…and the plasterwork between picture rail and ceiling:
Beautiful whitework on a pillow:
…and the pieced patchwork hexagon fans of the 1911 quilt on the same bed:
Wet slate roofs in Chapel Stile:
Crewelwork bedspread at Brantwood House near Coniston, the home of John Ruskin.
An example of Ruskin lace, a type of drawn threadwork introduced by Ruskin to the Lake District as a cottage industry.
I love these cheeky sheep – one of the sculptures at Grizedale Forest.
It feels quite odd to be home – I could have happily stayed another week!
Posted in Visits | Tagged Arts and Crafts movement, Blackwell House, Brantwood House, Crewel work, Grizedale Forest, holiday journal, John Ruskin, patchwork, Ruskin lace, sculpture, slate, stained glass, whitework | 12 Comments »
A bit more work on the crazy patchwork cushion. First a wiggly line of chain stitch in a variegated perle:
Which is then loosely threaded with some fabulously soft ultramarine-coloured lightly twisted silk thread.
I like that you can get very different effects with this stitch depending on how tightly you pull the threading thread to the chain stitch foundation. I prefer mine fat and loopy!
Ignore the key – I didn’t like it even when I was stitching it down and it’s long gone!
Posted in Crazy patchwork | Tagged chain stitch, crazy patchwork, silk, threaded chain stitch | 3 Comments »
Usually once I’ve finished a technique I want to do something else as far away from it as possible, but not so with the pulled thread. I think it’s because for the sea glass piece I was limited to ripply stitches and there were so many that I wanted to work that wouldn’t have fitted.
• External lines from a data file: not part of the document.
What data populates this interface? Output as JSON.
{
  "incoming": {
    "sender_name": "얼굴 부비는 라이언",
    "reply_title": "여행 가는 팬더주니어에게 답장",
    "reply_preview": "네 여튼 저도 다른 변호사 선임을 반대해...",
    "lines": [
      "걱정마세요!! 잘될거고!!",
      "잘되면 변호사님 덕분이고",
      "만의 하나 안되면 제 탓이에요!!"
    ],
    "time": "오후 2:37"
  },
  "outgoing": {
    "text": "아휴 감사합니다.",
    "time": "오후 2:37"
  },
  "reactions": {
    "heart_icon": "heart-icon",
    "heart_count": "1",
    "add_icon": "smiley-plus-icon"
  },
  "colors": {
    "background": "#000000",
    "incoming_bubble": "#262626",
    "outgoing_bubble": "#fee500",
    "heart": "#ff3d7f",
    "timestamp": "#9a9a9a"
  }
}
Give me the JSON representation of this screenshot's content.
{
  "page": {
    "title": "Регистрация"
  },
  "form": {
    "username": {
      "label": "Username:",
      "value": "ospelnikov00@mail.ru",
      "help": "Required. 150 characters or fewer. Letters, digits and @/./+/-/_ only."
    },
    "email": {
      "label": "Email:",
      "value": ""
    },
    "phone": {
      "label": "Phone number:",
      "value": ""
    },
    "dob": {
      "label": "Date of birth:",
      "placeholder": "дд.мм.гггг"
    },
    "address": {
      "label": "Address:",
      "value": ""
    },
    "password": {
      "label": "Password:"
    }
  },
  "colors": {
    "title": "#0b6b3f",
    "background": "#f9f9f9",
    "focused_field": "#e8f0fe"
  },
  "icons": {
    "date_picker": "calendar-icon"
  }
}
But now I get my chance to showcase the must-haves!
This is the start of my new piece, which is an A5 sized sampler of the pulled thread embroidery technique for our exhibition on the summer.
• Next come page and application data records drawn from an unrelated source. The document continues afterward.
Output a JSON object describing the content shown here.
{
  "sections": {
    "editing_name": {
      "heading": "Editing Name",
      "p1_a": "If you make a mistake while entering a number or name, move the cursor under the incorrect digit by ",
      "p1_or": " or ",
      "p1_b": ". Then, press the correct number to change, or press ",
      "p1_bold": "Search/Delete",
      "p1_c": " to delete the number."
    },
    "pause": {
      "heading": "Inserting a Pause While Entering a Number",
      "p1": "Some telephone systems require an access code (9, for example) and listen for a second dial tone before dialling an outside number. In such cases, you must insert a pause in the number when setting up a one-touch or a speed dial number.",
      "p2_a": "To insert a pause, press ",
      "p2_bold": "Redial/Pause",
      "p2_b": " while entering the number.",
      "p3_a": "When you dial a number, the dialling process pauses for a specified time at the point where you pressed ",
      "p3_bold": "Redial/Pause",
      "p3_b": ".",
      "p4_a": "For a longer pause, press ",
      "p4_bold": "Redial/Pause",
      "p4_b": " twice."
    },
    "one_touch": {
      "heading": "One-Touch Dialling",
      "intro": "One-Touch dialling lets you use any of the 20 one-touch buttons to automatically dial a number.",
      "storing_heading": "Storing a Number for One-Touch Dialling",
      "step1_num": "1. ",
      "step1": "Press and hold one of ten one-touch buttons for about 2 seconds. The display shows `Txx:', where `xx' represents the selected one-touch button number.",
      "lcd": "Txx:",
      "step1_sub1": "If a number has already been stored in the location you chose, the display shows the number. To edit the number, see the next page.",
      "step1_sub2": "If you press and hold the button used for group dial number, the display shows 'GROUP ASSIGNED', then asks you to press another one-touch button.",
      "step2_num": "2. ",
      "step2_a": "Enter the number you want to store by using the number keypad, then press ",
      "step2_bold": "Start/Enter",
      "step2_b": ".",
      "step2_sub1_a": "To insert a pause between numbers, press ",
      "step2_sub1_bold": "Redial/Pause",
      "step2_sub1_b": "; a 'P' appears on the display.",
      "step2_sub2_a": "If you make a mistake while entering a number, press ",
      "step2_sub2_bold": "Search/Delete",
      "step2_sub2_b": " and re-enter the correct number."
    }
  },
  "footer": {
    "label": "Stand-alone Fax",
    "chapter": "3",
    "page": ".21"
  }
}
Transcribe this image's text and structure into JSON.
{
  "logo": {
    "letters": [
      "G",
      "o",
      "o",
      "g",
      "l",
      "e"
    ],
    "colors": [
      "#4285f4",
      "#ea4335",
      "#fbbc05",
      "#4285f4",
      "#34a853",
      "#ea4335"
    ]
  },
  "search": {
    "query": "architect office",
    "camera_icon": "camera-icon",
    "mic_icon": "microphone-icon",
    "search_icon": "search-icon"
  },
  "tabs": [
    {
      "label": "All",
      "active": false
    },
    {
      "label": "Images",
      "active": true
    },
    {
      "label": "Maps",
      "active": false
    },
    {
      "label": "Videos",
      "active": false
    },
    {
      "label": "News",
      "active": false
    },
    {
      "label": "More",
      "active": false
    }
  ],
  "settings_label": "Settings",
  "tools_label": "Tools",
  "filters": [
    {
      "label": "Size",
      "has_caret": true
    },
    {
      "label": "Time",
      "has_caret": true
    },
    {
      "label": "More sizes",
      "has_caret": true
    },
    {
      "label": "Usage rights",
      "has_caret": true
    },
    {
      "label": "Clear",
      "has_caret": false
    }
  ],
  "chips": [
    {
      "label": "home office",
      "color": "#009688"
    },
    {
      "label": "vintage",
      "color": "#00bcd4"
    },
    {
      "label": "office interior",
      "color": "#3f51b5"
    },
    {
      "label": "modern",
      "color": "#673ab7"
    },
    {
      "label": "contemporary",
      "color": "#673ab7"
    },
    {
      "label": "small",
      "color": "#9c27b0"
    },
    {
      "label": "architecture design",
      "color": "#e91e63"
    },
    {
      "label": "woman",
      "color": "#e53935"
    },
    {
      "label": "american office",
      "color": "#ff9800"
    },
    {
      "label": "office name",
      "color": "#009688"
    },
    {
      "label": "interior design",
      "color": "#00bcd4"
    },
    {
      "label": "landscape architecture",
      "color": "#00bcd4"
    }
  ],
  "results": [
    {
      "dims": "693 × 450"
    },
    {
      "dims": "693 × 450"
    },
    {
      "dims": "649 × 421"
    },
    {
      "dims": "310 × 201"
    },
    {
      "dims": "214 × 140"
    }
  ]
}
The stitch doesn’t have a name but is nine parallel diagonal satin stitch lines within a square, identical to canvas work cushion stitch, just pulled tightly.
By the end of the day I’d managed to complete the border:
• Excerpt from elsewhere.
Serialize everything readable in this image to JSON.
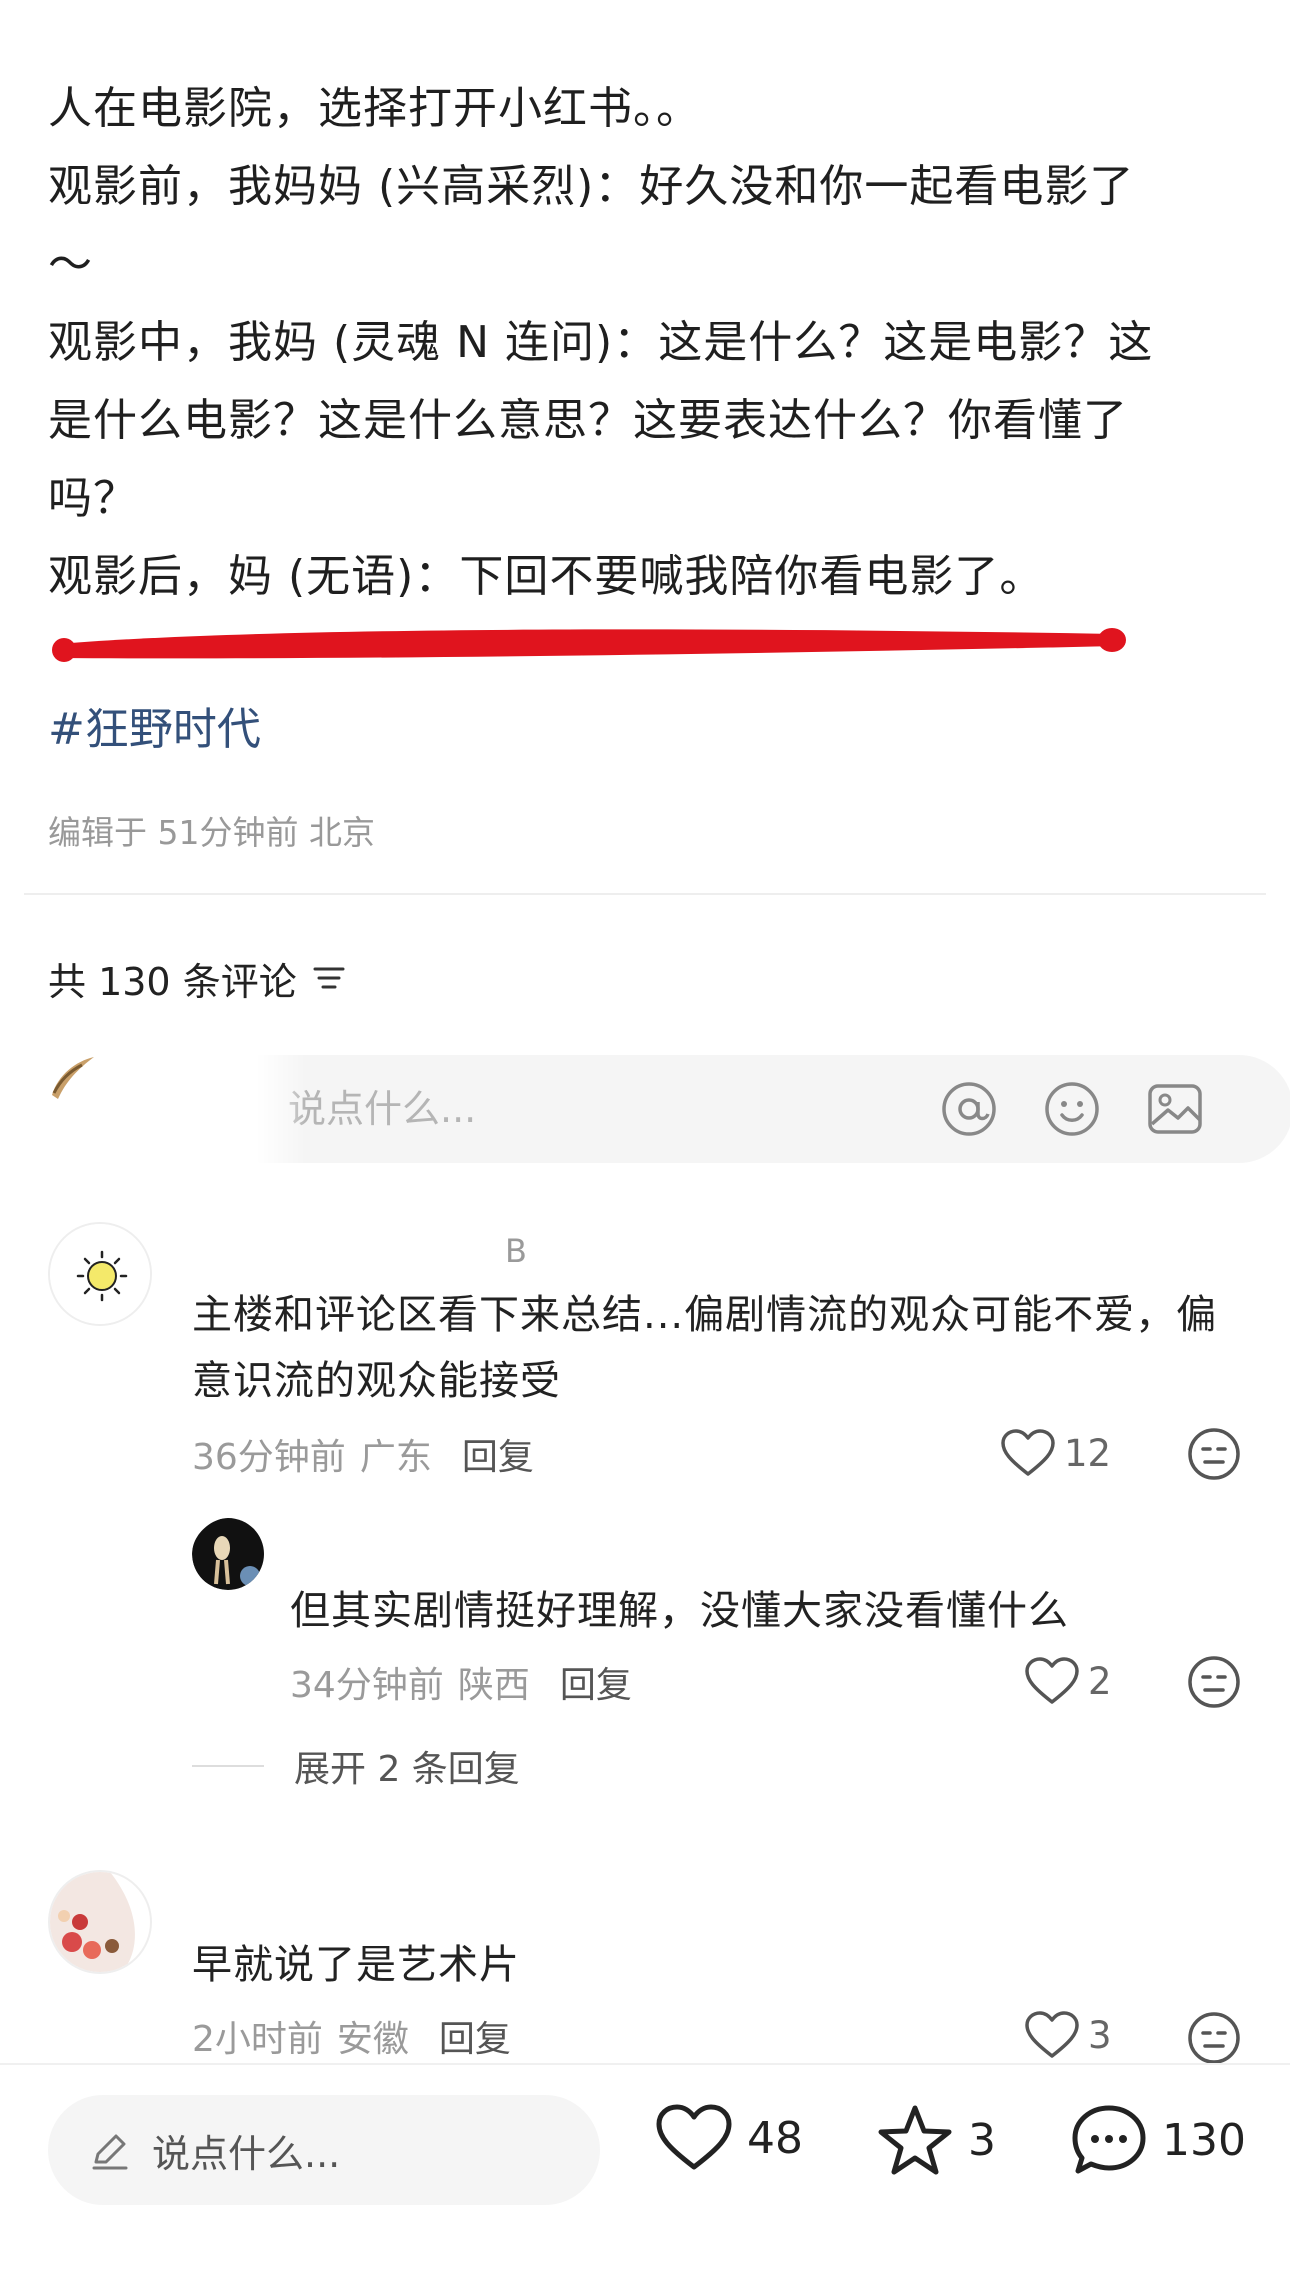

And now for the fun bit of choosing the first stitch to showcase.
Posted in Pulled thread work | Tagged Embroiderers' Guild, pulled thread work, sampler | 8 Comments »
In the end I secured the sea glass with the same thread that I used for the embroidery, but I tried to echo the geometric shapes of the pulled thread in the way I wrapped the glass nuggets.
At first I really wasn’t sure, but the addition of pattern and texture has grown on me and now when I look back at the earlier photos I feel there’s something missing.
This is the dyed velvet I chose to back it with:
and the two were attached with tiny diagonal stitches across the criss-cross of the warp and weft all the way around before I sealed the edges with modge podge and cut the finished piece out.
The modge podge has completely stopped the fraying and has dried pretty much invisible and I also used it to stick the finished piece into my travelling book.
My inspiration page:
And the finished piece.
I’m ready to get stuck into pulled thread again for my technique piece for our summer exhibition.
Posted in Pulled thread work, Travelling books | Tagged pulled thread work, sea glass, travelling book, velvet | 7 Comments »
Thank you all for your kind words about my pulled thread work. It’s actually a lot easier than it looks. All you need to concentrate on is accurate counting (as in any counted thread work) and even pulling of the thread and the shapes and effects sort of produce themselves. And it builds up nice and quickly too.
Here’s the next phase: more triangular stitch on the top left side.
And after a couple more rows of the triangular stitch, some random diamond stitch at the top to complete the main part of the pulled thread section.
All the sea glass etc is stuck on at the moment, so the next job was to stitch the fabric pieces down invisibly to make them sit flatter against the scrim. You can hopefully see the difference between the larger leaf green piece on the left, which I’ve already stitched and the smaller ocean green piece which is still to be done.
Eyelets next and then I have to bite the bullet and think of some sort of extra (but still in keeping) fastening for the real sea glass as I don’t think just glue is going to keep them secured well enough during their travels.
Posted in Pulled thread work, Travelling books | Tagged beach glass, pulled thread work, scrim, sea glass | 5 Comments »